Whenever a line in the data holds the string "fraction", copy that line.

RECORDED INFORMATION: Begin

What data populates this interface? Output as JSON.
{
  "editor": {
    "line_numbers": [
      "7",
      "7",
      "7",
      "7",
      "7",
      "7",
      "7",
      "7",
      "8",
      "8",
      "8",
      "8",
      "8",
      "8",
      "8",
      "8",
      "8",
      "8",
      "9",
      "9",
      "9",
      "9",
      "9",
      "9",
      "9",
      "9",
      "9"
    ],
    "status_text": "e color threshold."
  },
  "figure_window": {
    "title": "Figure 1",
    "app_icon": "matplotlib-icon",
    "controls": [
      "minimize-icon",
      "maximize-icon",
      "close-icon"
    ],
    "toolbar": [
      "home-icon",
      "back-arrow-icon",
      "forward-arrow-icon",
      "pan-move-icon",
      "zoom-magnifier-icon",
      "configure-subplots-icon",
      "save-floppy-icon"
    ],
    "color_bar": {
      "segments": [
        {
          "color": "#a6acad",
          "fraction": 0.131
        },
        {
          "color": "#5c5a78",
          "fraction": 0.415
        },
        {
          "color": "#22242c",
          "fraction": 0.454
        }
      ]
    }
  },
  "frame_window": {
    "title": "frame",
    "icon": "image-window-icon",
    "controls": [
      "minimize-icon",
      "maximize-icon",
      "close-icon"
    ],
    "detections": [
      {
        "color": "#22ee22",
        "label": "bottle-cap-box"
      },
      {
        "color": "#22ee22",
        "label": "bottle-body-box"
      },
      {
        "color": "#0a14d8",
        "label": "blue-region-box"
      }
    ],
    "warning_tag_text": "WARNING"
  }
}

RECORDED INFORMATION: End
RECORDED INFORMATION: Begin

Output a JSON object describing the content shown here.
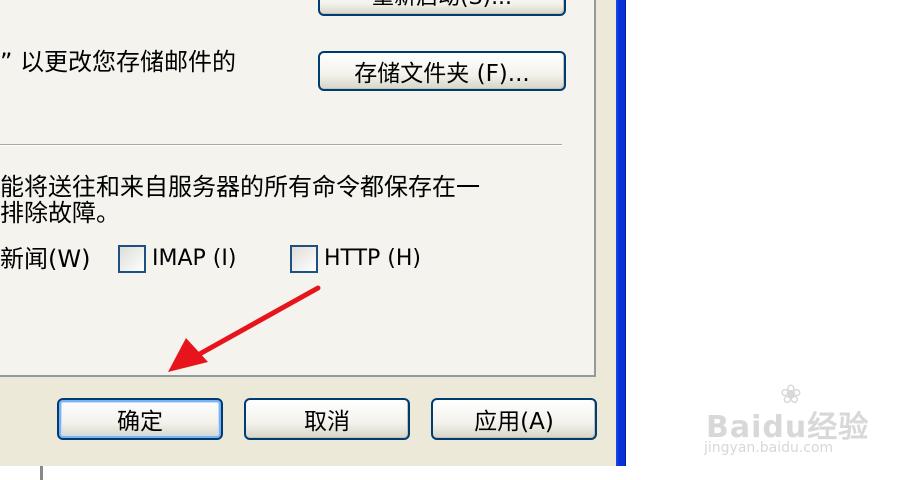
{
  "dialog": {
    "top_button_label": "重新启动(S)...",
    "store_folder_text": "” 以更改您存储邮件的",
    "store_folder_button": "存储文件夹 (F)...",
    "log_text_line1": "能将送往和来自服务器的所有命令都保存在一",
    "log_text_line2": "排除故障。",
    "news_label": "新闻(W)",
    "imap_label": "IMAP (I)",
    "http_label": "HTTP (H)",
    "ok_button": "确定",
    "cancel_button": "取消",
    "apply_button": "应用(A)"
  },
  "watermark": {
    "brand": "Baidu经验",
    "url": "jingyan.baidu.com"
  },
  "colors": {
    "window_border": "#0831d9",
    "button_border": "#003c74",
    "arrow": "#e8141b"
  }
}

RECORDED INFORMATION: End

**ANSWER TO THIS EXERCISE:**
          "fraction": 0.131
          "fraction": 0.415
          "fraction": 0.454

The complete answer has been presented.